Across the world there are more than a thousand botanical gardens, which combine scientific research, conservation and beauty with public access - Kew Gardens alone attracts around one million visitors a year. Their uses have varied through history - they might focus on cultivating exotic plants and produce; be honed to commercial ends (introducing lucrative plant crops such as tea and rubber to new countries); center on preserving collections of international plants; focus on scientific classification and research - or combine of all these things. Sarah Rutherford here tells the story of these diverse gardens in Britain and around the world, from their beginnings in the sixteenth century to their long heyday in the last three hundred years. She explains the design of the gardens, the architecture employed, the personalities and institutions that established and contributed to them, their important role in research and conservation, and what makes them so appealing to the millions of visitors they attract.
About the Author
Sarah Rutherford is a Kew-trained gardener who began her career at Oxford Botanic Garden. She was head of the English Heritage Historic Parks and Garden Register and is now a freelance consultant and writer.
Table of Contents

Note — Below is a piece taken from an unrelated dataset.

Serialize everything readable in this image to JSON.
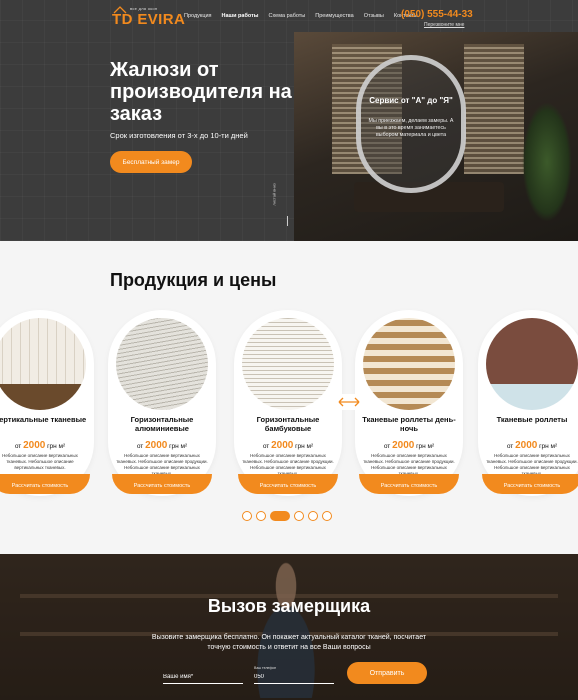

Introduction: A Living Laboratory / The First Botanic Gardens: Physic Gardens in Europe / The Blossoming of British Botanic Gardens / Colonial Botanic Gardens / The United States of America / The Twentieth Century: Education and Conservation / What Makes a Botanic Garden? / Places to VIsit / Further Reading / Index